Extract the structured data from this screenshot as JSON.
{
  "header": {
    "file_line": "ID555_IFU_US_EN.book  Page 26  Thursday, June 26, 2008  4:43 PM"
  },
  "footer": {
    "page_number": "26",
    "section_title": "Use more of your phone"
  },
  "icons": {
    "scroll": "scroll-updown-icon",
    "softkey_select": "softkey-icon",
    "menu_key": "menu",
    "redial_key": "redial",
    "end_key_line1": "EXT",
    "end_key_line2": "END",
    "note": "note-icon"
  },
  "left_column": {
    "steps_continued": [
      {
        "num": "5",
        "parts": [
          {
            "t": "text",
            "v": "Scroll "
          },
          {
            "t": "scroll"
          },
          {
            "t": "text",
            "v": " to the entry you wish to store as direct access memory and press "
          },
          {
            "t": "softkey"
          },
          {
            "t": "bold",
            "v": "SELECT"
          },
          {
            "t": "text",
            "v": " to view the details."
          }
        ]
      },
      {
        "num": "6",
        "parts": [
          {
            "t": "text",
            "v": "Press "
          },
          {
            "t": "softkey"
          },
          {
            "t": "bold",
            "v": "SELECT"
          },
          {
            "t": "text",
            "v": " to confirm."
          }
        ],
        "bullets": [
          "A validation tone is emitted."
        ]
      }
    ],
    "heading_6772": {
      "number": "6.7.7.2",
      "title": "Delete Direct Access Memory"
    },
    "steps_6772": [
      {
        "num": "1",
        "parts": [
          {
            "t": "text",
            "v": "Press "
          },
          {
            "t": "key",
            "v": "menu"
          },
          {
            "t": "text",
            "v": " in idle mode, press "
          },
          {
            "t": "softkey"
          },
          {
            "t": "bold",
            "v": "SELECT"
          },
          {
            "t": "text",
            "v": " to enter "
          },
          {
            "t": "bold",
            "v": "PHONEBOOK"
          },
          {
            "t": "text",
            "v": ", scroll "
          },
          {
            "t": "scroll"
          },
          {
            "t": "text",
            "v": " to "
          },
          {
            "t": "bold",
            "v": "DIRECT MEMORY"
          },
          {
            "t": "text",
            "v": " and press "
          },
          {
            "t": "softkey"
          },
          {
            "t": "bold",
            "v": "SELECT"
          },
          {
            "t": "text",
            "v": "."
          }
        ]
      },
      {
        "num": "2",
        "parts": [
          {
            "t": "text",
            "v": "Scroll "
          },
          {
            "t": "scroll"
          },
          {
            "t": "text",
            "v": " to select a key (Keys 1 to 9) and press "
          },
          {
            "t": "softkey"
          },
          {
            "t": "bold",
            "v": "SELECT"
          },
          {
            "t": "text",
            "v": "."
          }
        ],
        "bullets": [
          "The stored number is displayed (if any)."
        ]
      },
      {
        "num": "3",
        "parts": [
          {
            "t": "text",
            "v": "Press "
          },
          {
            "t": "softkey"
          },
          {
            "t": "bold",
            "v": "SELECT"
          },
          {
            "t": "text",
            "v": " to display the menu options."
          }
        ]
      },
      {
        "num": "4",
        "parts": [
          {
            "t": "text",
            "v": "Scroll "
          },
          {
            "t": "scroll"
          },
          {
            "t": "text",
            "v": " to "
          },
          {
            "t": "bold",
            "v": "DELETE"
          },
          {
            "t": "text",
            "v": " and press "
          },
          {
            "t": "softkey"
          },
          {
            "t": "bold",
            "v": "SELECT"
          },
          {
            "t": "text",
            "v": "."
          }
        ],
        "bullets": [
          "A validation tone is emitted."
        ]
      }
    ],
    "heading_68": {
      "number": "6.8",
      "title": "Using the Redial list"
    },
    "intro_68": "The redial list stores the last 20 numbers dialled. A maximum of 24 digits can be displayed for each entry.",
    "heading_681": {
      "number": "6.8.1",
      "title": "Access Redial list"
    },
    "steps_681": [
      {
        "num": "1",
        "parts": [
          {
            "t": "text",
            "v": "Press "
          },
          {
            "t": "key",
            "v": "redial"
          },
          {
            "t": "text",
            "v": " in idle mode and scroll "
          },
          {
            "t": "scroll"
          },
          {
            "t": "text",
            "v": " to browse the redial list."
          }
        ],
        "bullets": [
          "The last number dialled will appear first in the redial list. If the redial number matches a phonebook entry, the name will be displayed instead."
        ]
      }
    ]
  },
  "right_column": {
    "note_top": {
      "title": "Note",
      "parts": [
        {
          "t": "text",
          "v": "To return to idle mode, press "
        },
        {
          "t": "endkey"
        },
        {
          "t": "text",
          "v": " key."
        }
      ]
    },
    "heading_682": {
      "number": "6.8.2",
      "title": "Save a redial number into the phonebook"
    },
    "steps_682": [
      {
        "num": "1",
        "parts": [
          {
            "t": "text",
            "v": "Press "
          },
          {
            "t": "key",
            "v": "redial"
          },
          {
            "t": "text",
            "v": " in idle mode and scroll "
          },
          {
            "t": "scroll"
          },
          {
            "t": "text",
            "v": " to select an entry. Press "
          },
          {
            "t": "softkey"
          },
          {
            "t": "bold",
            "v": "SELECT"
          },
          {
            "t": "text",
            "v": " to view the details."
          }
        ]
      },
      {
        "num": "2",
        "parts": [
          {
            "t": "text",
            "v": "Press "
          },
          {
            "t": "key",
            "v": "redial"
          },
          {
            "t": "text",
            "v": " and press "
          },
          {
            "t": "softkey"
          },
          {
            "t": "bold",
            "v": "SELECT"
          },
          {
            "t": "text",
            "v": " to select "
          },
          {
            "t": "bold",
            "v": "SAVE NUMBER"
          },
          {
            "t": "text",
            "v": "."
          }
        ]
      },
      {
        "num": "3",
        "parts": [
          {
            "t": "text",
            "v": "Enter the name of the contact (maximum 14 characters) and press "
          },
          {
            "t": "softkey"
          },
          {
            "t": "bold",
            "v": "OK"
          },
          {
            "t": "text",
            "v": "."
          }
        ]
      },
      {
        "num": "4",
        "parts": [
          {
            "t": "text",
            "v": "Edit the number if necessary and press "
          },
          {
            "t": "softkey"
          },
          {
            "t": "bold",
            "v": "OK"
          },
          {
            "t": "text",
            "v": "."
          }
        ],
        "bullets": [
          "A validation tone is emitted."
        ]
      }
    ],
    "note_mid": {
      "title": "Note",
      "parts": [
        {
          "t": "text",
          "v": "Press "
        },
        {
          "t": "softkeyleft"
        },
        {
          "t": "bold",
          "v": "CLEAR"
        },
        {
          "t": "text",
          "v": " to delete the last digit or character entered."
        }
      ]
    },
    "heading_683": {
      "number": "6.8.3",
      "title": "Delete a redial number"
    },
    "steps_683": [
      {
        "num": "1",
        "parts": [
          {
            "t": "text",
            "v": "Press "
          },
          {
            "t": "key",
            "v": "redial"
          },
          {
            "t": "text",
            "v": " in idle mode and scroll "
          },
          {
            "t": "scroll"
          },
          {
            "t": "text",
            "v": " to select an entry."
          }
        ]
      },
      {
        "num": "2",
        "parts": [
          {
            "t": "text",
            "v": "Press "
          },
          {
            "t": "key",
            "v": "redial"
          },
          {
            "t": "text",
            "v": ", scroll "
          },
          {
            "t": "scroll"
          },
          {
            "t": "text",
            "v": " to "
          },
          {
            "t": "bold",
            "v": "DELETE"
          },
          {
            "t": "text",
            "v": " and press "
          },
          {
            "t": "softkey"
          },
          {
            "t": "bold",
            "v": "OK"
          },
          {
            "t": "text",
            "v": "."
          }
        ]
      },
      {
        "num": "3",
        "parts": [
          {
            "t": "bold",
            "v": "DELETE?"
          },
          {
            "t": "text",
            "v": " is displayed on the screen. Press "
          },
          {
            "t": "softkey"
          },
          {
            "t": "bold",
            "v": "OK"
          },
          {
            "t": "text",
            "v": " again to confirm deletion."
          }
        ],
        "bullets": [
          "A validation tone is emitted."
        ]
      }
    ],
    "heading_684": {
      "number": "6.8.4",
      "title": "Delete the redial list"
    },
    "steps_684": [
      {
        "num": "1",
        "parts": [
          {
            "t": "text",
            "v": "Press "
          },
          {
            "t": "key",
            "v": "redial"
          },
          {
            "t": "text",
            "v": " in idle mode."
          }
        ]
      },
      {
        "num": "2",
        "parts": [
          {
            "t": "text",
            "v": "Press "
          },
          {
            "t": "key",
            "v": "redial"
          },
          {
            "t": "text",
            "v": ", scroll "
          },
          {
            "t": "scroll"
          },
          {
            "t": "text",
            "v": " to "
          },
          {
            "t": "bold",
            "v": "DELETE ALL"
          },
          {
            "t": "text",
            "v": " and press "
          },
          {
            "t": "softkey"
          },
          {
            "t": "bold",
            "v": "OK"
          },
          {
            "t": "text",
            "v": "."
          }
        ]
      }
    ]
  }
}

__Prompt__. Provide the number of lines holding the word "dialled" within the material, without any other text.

__Response to the exercise__. 2